tracing out shapes

On the corner of our estate, where there was once a church, stands a bright new health clinic. A giant dandelion clock blows over it. And, if you are lucky, the bus driver will drop you off at the entrance, even though it is between stops.

I never made it to Mass at that church, and I only peeped through the windows of tiny St Thomas' opposite where my grandparents, father, great-grandparents, great aunt and uncle once lived. I wish I had known what it was like to worship, to make peace and to seek justice in those churches. I wish I knew how they fitted into the threads of prayers and song that are woven through this community.

But there are still three churches within a brisk walk from my home. A simple building perched atop the hill is the home of the Anglican church. Years ago, I went to morning prayer there, trying to find a start to my day.

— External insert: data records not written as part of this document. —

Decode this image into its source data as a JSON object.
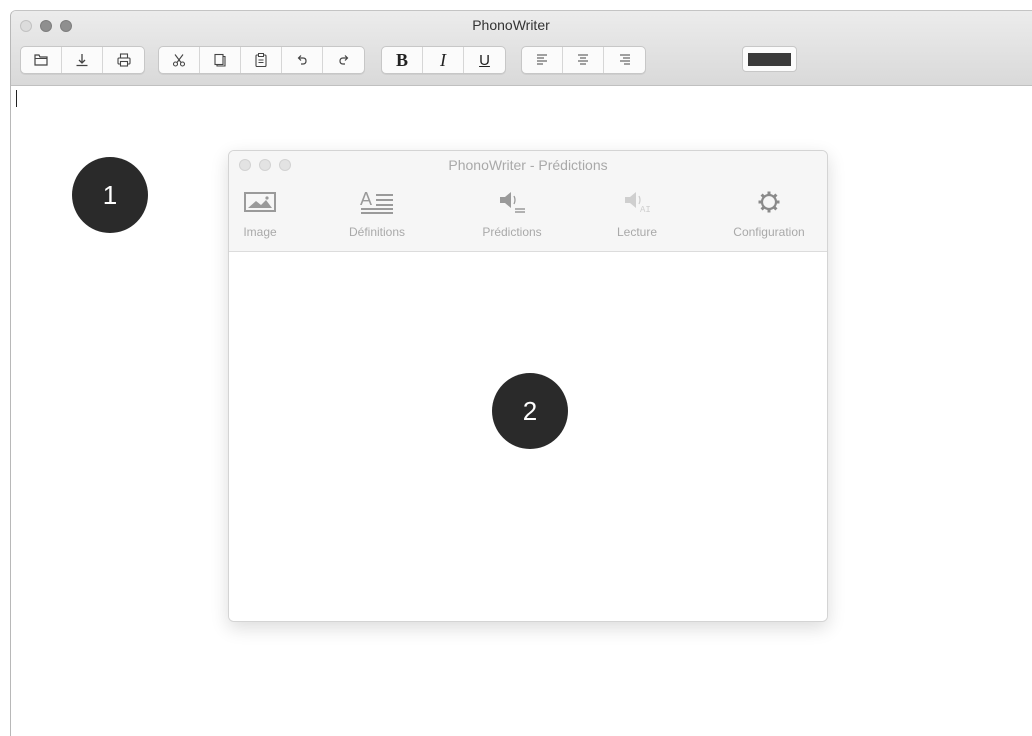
{
  "main_window": {
    "title": "PhonoWriter",
    "toolbar": {
      "file_buttons": [
        "open-icon",
        "save-icon",
        "print-icon"
      ],
      "edit_buttons": [
        "cut-icon",
        "copy-icon",
        "paste-icon",
        "undo-icon",
        "redo-icon"
      ],
      "format_buttons": {
        "bold_label": "B",
        "italic_label": "I",
        "underline_label": "U"
      },
      "align_buttons": [
        "align-left-icon",
        "align-center-icon",
        "align-right-icon"
      ],
      "text_color": "#3a3a3a"
    }
  },
  "predictions_window": {
    "title": "PhonoWriter - Prédictions",
    "tabs": [
      {
        "label": "Image",
        "icon": "image-icon"
      },
      {
        "label": "Définitions",
        "icon": "definitions-icon"
      },
      {
        "label": "Prédictions",
        "icon": "predictions-speaker-icon"
      },
      {
        "label": "Lecture",
        "icon": "reading-speaker-icon"
      },
      {
        "label": "Configuration",
        "icon": "gear-icon"
      }
    ]
  },
  "callouts": {
    "badge_1": "1",
    "badge_2": "2"
  }
}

The second church is the Christian meeting house, and, to be truthful, we are all a little scared of it. 'Come and here God's word preached,' it invites us, then, flashing with fire, sends us running, 'if the LORD wills.'

And the third church. It was familiar ground even before today. I knew this church - simple, friendly, reliable. But it didn't know me, so today I decided it was time to introduce myself. I turned off the road sooner than usual - a good mile short of my Methodist home - and popped into the United Reformed Church. Light dazzled us, turning white walls to silver, and trembling voices into song. A man preached simply and honestly, lifting up his fears for us to take comfort from. A woman welcomed me in, and told me how the church keeps welcoming, all week long.

I'm taking things slow, this settling in. I'm tracing out shapes and seeing how this place, in this moment, holds together; and how I might fit into it.